Cut each strip into several 4-1/2” pieces.

Sew three pieces of alternating sets together from left to right.

Alternate the order of the sets if you are going to sew the blocks side by side:

A nine-patch block however, does not need to be made up of simple squares. It can also be made up of pieced squares as we see in the following traditional blocks:

Examples of quilts that apply Modern Quilt Characteristics to the Nine-Patch block:


Modern Traditionalism (Modern variation of the Traditional Irish Chain):
By Mtl MQG member Tamara Serrao

Playing with Scale:

One giant Nine Patch block!
By Victoria van der Laan

Changing the scale of the patches:

For her “Stretched Shoo Fly Quilt”, Mtl MQG member Josee Carrier played with the scale of the patches within the block and varied the scale of each block.
By Mtl MQG Josee Carrier 

Improvisational Piecing: (by yours truly!)

I cut my strips free hand to create my improv blocks. The result is that each block in my quilt top is unique!
Finished Quilt Top: Nine-Patch Variation by Cinzia Allocca 

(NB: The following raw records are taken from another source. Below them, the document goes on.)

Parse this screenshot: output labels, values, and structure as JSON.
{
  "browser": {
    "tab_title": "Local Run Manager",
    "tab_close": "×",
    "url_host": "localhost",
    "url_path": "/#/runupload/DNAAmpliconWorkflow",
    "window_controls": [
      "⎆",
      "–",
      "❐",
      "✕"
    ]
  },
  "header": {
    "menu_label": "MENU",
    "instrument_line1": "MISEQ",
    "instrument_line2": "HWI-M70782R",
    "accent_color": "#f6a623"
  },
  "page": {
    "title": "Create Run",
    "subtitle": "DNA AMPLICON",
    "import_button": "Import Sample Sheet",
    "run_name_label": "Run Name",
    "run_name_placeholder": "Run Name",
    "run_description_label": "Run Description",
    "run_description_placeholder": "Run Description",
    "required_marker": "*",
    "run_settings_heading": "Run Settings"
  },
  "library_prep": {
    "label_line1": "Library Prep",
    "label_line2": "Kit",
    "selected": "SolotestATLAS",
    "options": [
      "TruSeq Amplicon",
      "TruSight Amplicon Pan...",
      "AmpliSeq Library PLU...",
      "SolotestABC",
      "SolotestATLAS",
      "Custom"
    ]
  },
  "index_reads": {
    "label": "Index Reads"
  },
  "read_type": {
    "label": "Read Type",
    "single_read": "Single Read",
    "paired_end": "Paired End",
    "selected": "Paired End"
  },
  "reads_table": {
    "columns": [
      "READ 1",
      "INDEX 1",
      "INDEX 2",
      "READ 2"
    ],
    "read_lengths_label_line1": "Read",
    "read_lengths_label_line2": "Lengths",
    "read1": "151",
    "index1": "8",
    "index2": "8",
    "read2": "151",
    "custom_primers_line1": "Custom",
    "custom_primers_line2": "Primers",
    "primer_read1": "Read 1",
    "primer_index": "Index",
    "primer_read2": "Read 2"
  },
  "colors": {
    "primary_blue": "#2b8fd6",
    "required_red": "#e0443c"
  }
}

To see more:

I created a Nine-Patch Pinterest board:

For Quiltcon 2017, American Patchwork and Quilting sponsered Nine-Patch Challenge. Click here to see winners of the challenge:

If you choose to make your own version of the modern Nine Patch block, be sure to share it on Instagram with the hashtags:

#mtlmqgskills and/or #mtlmqgskillbuilder

Happy Sewing!!